» Work instruction: Give back the whole listing verbatim, printing none of its pictures.

(The data begins)

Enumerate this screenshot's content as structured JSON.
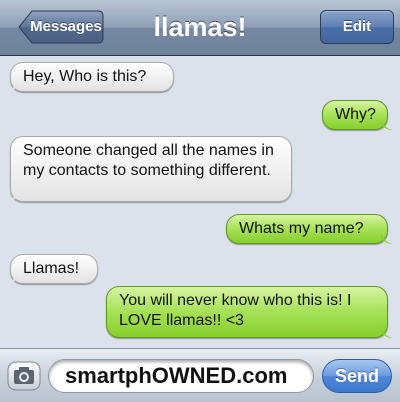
{
  "header": {
    "back_label": "Messages",
    "title": "llamas!",
    "edit_label": "Edit"
  },
  "messages": [
    {
      "direction": "incoming",
      "text": "Hey, Who is this?"
    },
    {
      "direction": "outgoing",
      "text": "Why?"
    },
    {
      "direction": "incoming",
      "text": "Someone changed all the names in my contacts to something different."
    },
    {
      "direction": "outgoing",
      "text": "Whats my name?"
    },
    {
      "direction": "incoming",
      "text": "Llamas!"
    },
    {
      "direction": "outgoing",
      "text": "You will never know who this is! I LOVE llamas!! <3"
    }
  ],
  "input": {
    "value": "smartphOWNED.com",
    "send_label": "Send",
    "camera_icon": "camera-icon"
  },
  "colors": {
    "incoming_bubble": "#f1f1f1",
    "outgoing_bubble": "#a9e35b",
    "header": "#7688a1",
    "send_button": "#4f86d6"
  }
}
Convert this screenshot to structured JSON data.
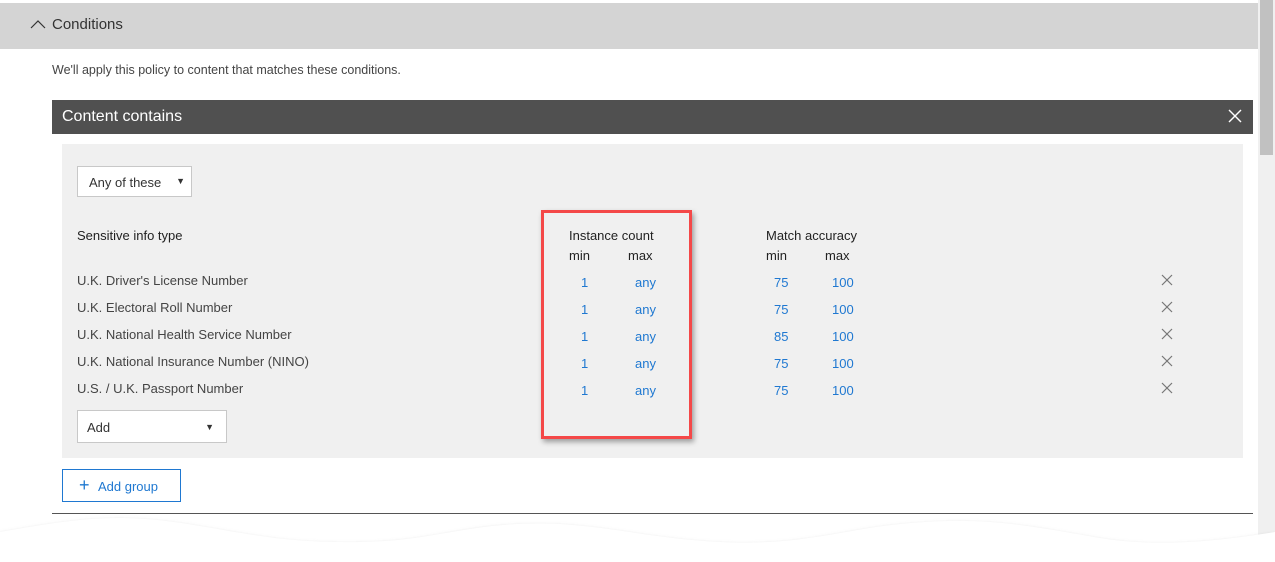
{
  "section": {
    "title": "Conditions",
    "collapse_icon": "chevron-up-icon",
    "intro": "We'll apply this policy to content that matches these conditions."
  },
  "content_contains": {
    "title": "Content contains",
    "close_icon": "close-icon",
    "match_mode": {
      "selected": "Any of these"
    },
    "columns": {
      "info_type": "Sensitive info type",
      "instance_count": "Instance count",
      "match_accuracy": "Match accuracy",
      "min": "min",
      "max": "max"
    },
    "rows": [
      {
        "name": "U.K. Driver's License Number",
        "instance_min": "1",
        "instance_max": "any",
        "accuracy_min": "75",
        "accuracy_max": "100"
      },
      {
        "name": "U.K. Electoral Roll Number",
        "instance_min": "1",
        "instance_max": "any",
        "accuracy_min": "75",
        "accuracy_max": "100"
      },
      {
        "name": "U.K. National Health Service Number",
        "instance_min": "1",
        "instance_max": "any",
        "accuracy_min": "85",
        "accuracy_max": "100"
      },
      {
        "name": "U.K. National Insurance Number (NINO)",
        "instance_min": "1",
        "instance_max": "any",
        "accuracy_min": "75",
        "accuracy_max": "100"
      },
      {
        "name": "U.S. / U.K. Passport Number",
        "instance_min": "1",
        "instance_max": "any",
        "accuracy_min": "75",
        "accuracy_max": "100"
      }
    ],
    "add_select": {
      "label": "Add"
    }
  },
  "add_group": {
    "label": "Add group",
    "icon": "plus-icon"
  },
  "colors": {
    "link": "#1f78d1",
    "highlight": "#f44848",
    "header_dark": "#505050",
    "section_bg": "#d4d4d4",
    "panel_bg": "#f0f0f0"
  }
}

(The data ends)

» Exercise output:
Enumerate this screenshot's content as structured JSON.
{
  "header": {
    "back_label": "Messages",
    "title": "llamas!",
    "edit_label": "Edit"
  },
  "messages": [
    {
      "direction": "incoming",
      "text": "Hey, Who is this?"
    },
    {
      "direction": "outgoing",
      "text": "Why?"
    },
    {
      "direction": "incoming",
      "text": "Someone changed all the names in my contacts to something different."
    },
    {
      "direction": "outgoing",
      "text": "Whats my name?"
    },
    {
      "direction": "incoming",
      "text": "Llamas!"
    },
    {
      "direction": "outgoing",
      "text": "You will never know who this is! I LOVE llamas!! <3"
    }
  ],
  "input": {
    "value": "smartphOWNED.com",
    "send_label": "Send",
    "camera_icon": "camera-icon"
  },
  "colors": {
    "incoming_bubble": "#f1f1f1",
    "outgoing_bubble": "#a9e35b",
    "header": "#7688a1",
    "send_button": "#4f86d6"
  }
}
Convert this screenshot to structured JSON data.
{
  "section": {
    "title": "Conditions",
    "collapse_icon": "chevron-up-icon",
    "intro": "We'll apply this policy to content that matches these conditions."
  },
  "content_contains": {
    "title": "Content contains",
    "close_icon": "close-icon",
    "match_mode": {
      "selected": "Any of these"
    },
    "columns": {
      "info_type": "Sensitive info type",
      "instance_count": "Instance count",
      "match_accuracy": "Match accuracy",
      "min": "min",
      "max": "max"
    },
    "rows": [
      {
        "name": "U.K. Driver's License Number",
        "instance_min": "1",
        "instance_max": "any",
        "accuracy_min": "75",
        "accuracy_max": "100"
      },
      {
        "name": "U.K. Electoral Roll Number",
        "instance_min": "1",
        "instance_max": "any",
        "accuracy_min": "75",
        "accuracy_max": "100"
      },
      {
        "name": "U.K. National Health Service Number",
        "instance_min": "1",
        "instance_max": "any",
        "accuracy_min": "85",
        "accuracy_max": "100"
      },
      {
        "name": "U.K. National Insurance Number (NINO)",
        "instance_min": "1",
        "instance_max": "any",
        "accuracy_min": "75",
        "accuracy_max": "100"
      },
      {
        "name": "U.S. / U.K. Passport Number",
        "instance_min": "1",
        "instance_max": "any",
        "accuracy_min": "75",
        "accuracy_max": "100"
      }
    ],
    "add_select": {
      "label": "Add"
    }
  },
  "add_group": {
    "label": "Add group",
    "icon": "plus-icon"
  },
  "colors": {
    "link": "#1f78d1",
    "highlight": "#f44848",
    "header_dark": "#505050",
    "section_bg": "#d4d4d4",
    "panel_bg": "#f0f0f0"
  }
}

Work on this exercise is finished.